If you read last week, you’ll remember me dedicating the entire text to the absolute lunacy that has swept through the Bundesliga in the last few weeks, with boards of directors running around like headless chickens and firing coaches left, right and centre.
Well, the bad news is that these chickens are still headless. Bayern München, for example, lost its Champions League round-of-16 decider against Inter Milan and ended up in stormy waters, desperately looking for somewhere to drop anchor and get back to an even keel: to do this, however, they’ll need to offload some ballast in the form of Louis van Gaal, but he just doesn’t want to walk the plank – and, try as they might, the Bavarian boatswains can’t find a replacement first mate. For the moment, he has been saved from going overboard by Franck Ribéry, who shot a winning goal against Freiburg which has at least kept Bayern on course for the Champions League next season. The map who’ll be leading the good ship München through this, however, is likely to be Leverkusen’s Jupp Heynckes.
Meanwhile, at the other end of the country, HSV have chucked everything overboard and are in dry docks for a complete refit: after the departure of coach Armin Veh, Chairman of the Board Bernd Hoffmann has had to go, too, and the Hamburg team has essentially written off this season and is waiting for director Frank Arnesen to come up with some good ideas – and a new coach.

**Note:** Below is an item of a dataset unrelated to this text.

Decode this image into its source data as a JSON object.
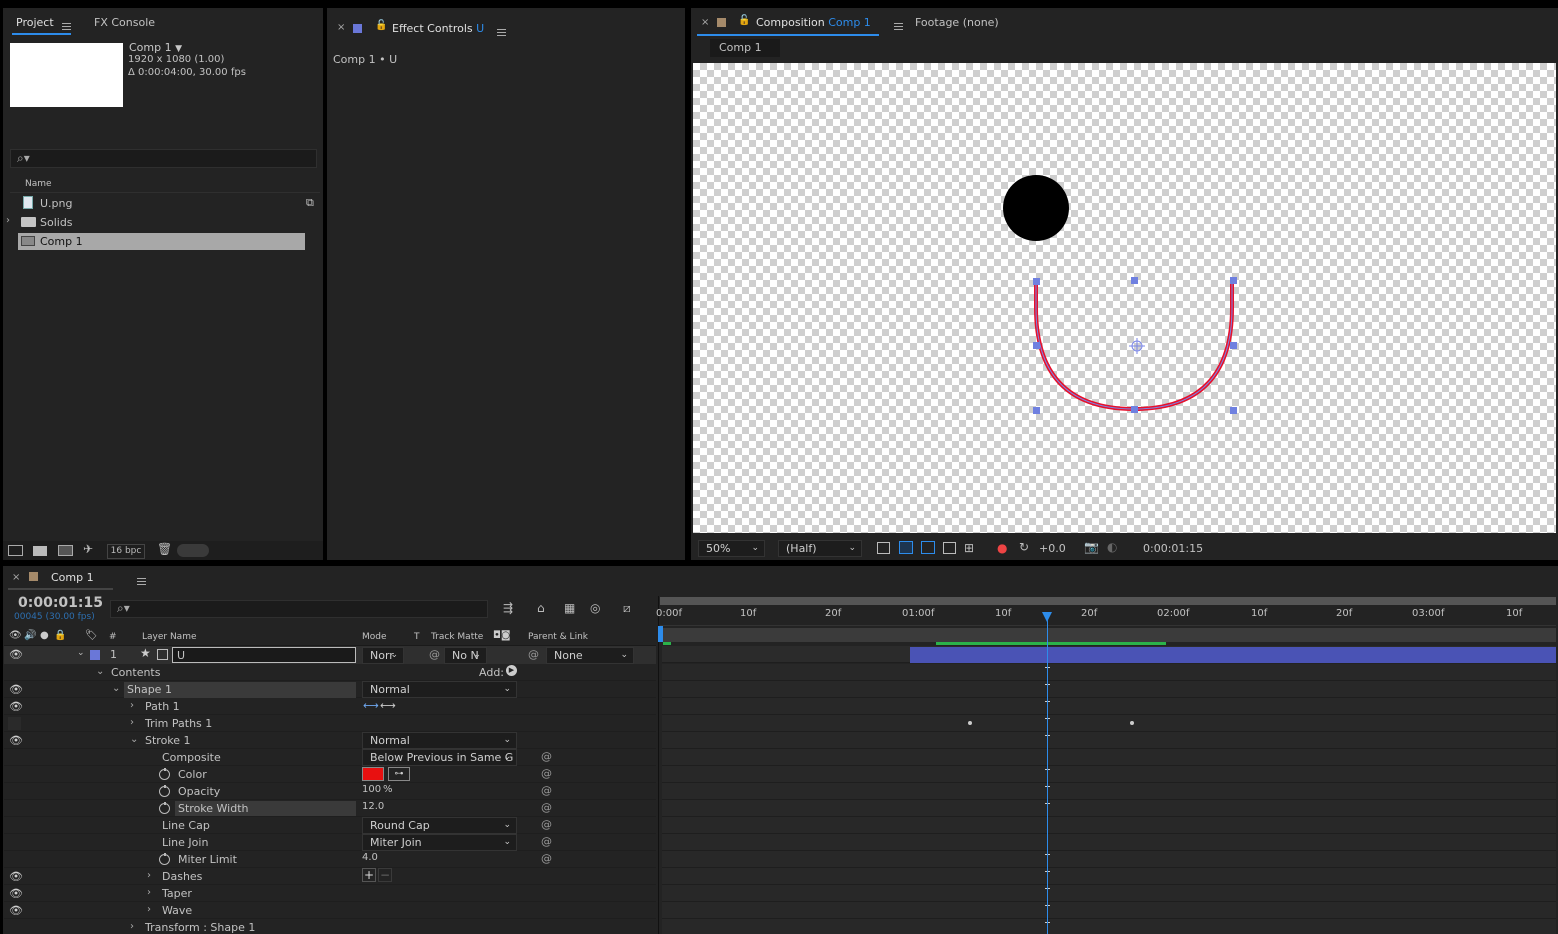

However, he may not have to, what with the current stop-gap solution Michael Oenning managing to land an astonishing, completely unexpected 6:2 victory over Cologne on the weekend.
Another interesting development since I last wrote has been the merry-go-round of coaches at Schalke 04. Now, if you’d asked me last week whether I thought the following game of musical chairs would have been possible, I’d have laughed dismissively, but it just goes to show you…
So what happened was that, despite his successes in the Cup and Champions League, Schalke fired Felix Magath: he didn’t get along well with his team, and they went to the Board and got the chairman to start telling tales about missing funds and embezzlement; it was a nasty opening punch straight below the belt, and the fight was over before it had started.
Who was Magath’s replacement, though? Well, it was the guy before the coach Magath himself replaced: Ralf Rangnick. He’d already trained the Schalke team in 2004-5 before going to Hoffenheim, and as he was driving towards Gelsenkirchen to try and get into Magath’s seat while it was still nice and cosy warm, Magath was flying at top speed down the autobahn to Wolfsburg to try and save them from relegation. He could probably drive the last few kilometres on autopilot, though, because he’d only left Wolfsburg in 2009 after taking them to the top of the Bundesliga. Hearing of his arrival, the Wolves – predictably enough – decided to get rid of coach Pierre Littbarski; what I didn’t see coming, though, was that they sent Dieter Hoeneß packing with him. It’s nice to see the coach not being the only fall guy for once!
Nevertheless, Wolfsburg have yet to profit from the return of Magath, only playing to a 1:1 draw against Stuttgart: I somehow wonder whether Magath’s undoubtedly generous contract would also be valid in the second league next year? Meanwhile, his replacement Rangnick is only starting this week, leaving Schalke losing to Leverkusen on the weekend.
Amidst all this madness, however, Eintracht Frankfurt showed just what can be achieved by sticking to one trainer through thick and thin: they won 2:1 against fellow relegation candidates St. Pauli, landing them their first win in the second half of the season – and Michael Skibbe a stay of execution.
Results Matchday 27:
Borussia Mönchengladbach – 1. FC Kaiserslautern 0:1
Hamburger SV – 1. FC Köln 6:2
Eintracht Frankfurt – FC St. Pauli 2:1
SC Freiburg – Bayern München 1:2
Hannover 96 – 1899 Hoffenheim 2:0
1. FC Nürnberg – Werder Bremen 1:3
Borussia Dortmund – 1. FSV Mainz 05 1:1
Bayer Leverkusen – FC Schalke 04 2:0
VfB Stuttgart – VfL Wolfsburg 1:1
1 Borussia Dortmund 62 P
2 Bayer Leverkusen 55 P
3 Hannover 96 50 P
4 Bayern München 48 P
5 1. FSV Mainz 05 44 P
6 1. FC Nürnberg 42 P
7 Hamburger SV 40 P
8 SC Freiburg 37 P
9 1899 Hoffenheim 36 P
10 FC Schalke 04 33 P
11 1. FC Köln 32 P
12 Werder Bremen 32 P
13 1. FC Kaiserslautern 31 P
14 Eintracht Frankfurt 31 P
15 VfB Stuttgart 29 P
16 FC St. Pauli 28 P
17 VfL Wolfsburg 27 P
18 Borussia Mönchengladbach 23 P